“With women comprising 57 percent of college students today, just 13 percent of adults think the federal government should require that each college have an appropriate number of women athletes to ensure that 57 percent of college athletes overall are women. Most adults (64 percent) oppose such a requirement, while another 23 percent are undecided about it.”
Just to be clear, this national poll tells us that five of six adults who have an opinion on the matter oppose proportionality in collegiate sports! It is a pretty good bet that the remaining 23 percent who are undecided will, once they understand the issue, break strongly against proportionality as well.
This is significant evidence that the College Sports Council’s continuous media presence and public education campaign is moving public opinion big time. And although politicians are frequently the last to figure it out, they will eventually read these polls and run to the front of the parade. Regarding the rest of this myth, how does not being criticized and avoiding difficulties take precedence over, or in any way contributes to, saving collegiate wrestling opportunities?

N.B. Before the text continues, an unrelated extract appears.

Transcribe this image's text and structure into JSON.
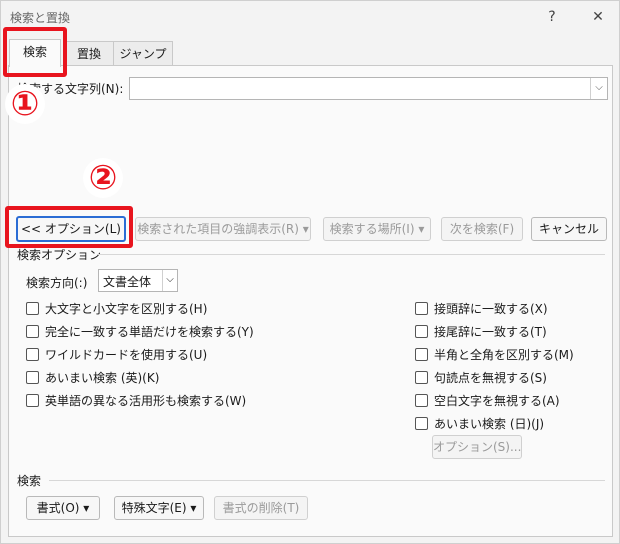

That is a defeatist and self-serving attitude not worthy of our sport. Title IX will be reformed because wrestling cannot survive if it is not. The only question is: how long will wrestling and other male sports be allowed to get hammered before it gets done?
Myth # 3: “It’s not gender quotas. It is greedy/lazy administrators, uneducated coaches, and lack of alumni support. We should just focus on things we can control”
Again the falsehood is “it’s not gender quotas.” The rest just helps with that denial. This is like the joke about the man who was looking on the ground for his lost quarter. He was asked where he dropped the coin and he pointed to a spot 100 feet away. When asked why he was looking where he was, he replied “because the light is so much better here.” Organizing alumni support and educating coaches are good things, but they will not save wrestling and other sports from proportionality.
The problem has been apparent since the 1990s. It is proportionality. John Stossel exposed it on ABC 20/20, Bob Simon exposed it on CBS 60 Minutes, and super-star author/wrestler John Irving irrefutably defined it in the New York Times. The only thing left is for those who want to solve the problem to work to get it done.
Thomas Paine, a hero in America’s struggle for independence, coined the phrase, “Lead, follow, or get out of the way.”
The myths propagated by quota-in-sports advocates should not be adopted by us in the wrestling community. Those that do are not leading — and not following — are just in the way.
(The College Sports Council is a Washington D.C.-based coalition of alumni, coaches, athletes, parents and fans. It is the leading organization working for Title IX reform.)